Here's Why Your Hand Sanitizer Suddenly Smells So Bad

This really is the land of opportunity. Take hand sanitizer, for instance. Back in 2019 (remember 2019?), the product showed up here and there. You'd see a few folks who, let's be honest, were working on some issues related to germophobia and possibly agoraphobia and possibly inspired some of the subplots on Monk. Touch a door handle, out comes the wee bottle, squirt, rub, anxiety is alleviated for the moment. Maybe in a retail setting there'd be some by the cash register (and clerks no doubt thinking to themselves, "I have no idea where your debit card has been"). But not as ubiquitous as, say, facial tissue, or even a disposable coffee cup.

And then it was 2020, and there was stuff in the air and on surfaces, and masks, and hand sanitizer. Everywhere. Shortages, at first. (Panic buying hand sanitizer and bathroom tissue. Honestly, people....) Some of it's scented, some of it isn't, some works better than others, but now, besides being everywhere, odds are your hand sanitizer stinks. No, not the situation (though that's true, if you equate "this stinks" with "this is inconvenient") — the product. And yes, there's a reason.

First off, hand sanitizer is good, but soap and water are better, says the U.S. Food and Drug Administration (FDA). You don't even have to use antibacterial soap — wash for 20-ish seconds, rinse, repeat as necessary. When you're out and about, that's a little tougher; hence, hand sanitizer.

Soap and water work better anyway

It's basically some form of alcohol (or even a couple of them) which, as we all know, kills germs, suspended in a delivery substance like gel or foam.
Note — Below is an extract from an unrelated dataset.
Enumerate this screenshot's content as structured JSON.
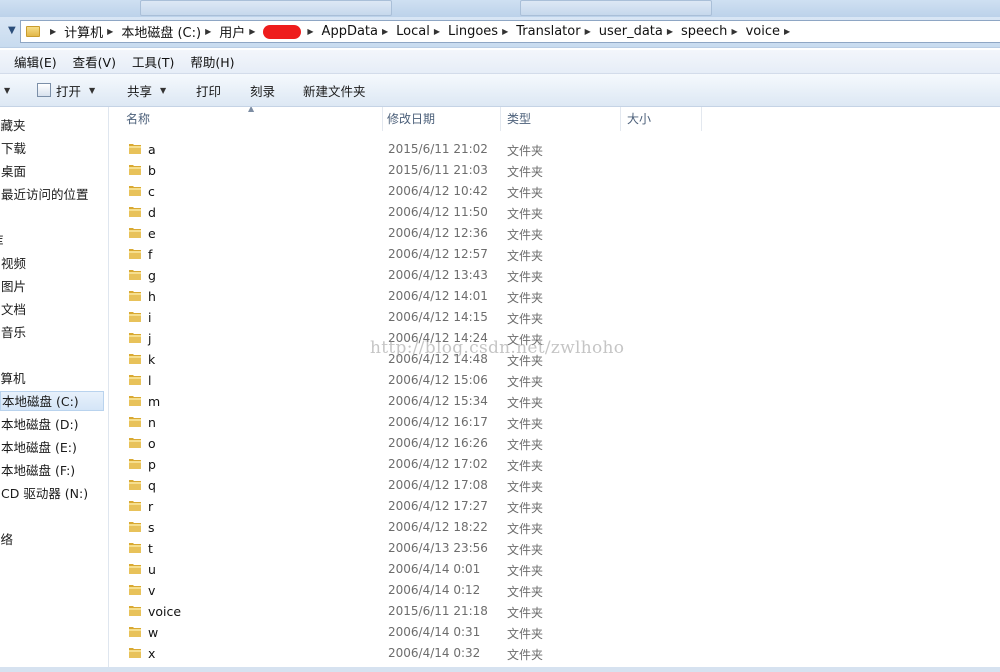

When the pandemic started, there was an understandable (but inconvenient) rush on hand sanitizer. Stocks are back up in many places, but people are finding that their sanitizer isn't what it used to be.

That, reports The New York Times, is because of the new rush — to restore depleted stocks of the stuff. The smell of one brand was described as "the funky marriage of rotting corncobs paired with pungent notes of barnyard odors, a repulsive nose-wrinkling scent that lingered and wafted far and wide with every use." Yum. An article on Fun 107 compared the aroma to "whiskey vomit." (We hope you aren't reading this over breakfast.) Unfiltered denatured alcohol is now being used more commonly as the killy-germy ingredient — and it stinks. It's deliberately manufactured to smell unpleasant, partly to keep people from trying to drink it. ("Dude, we're out of beer....") You could make your own hand sanitizer, but most experts, including the FDA, advise against it. It's tricky to formulate a product that will actually be effective against the invisible choir of microorganisms we're all battling. Plus, the wrong proportions can lead to skin damage.

Soap and water is still preferred. Hand sanitizer if you must — though that's going to be tricky to apply while you're holding your nose.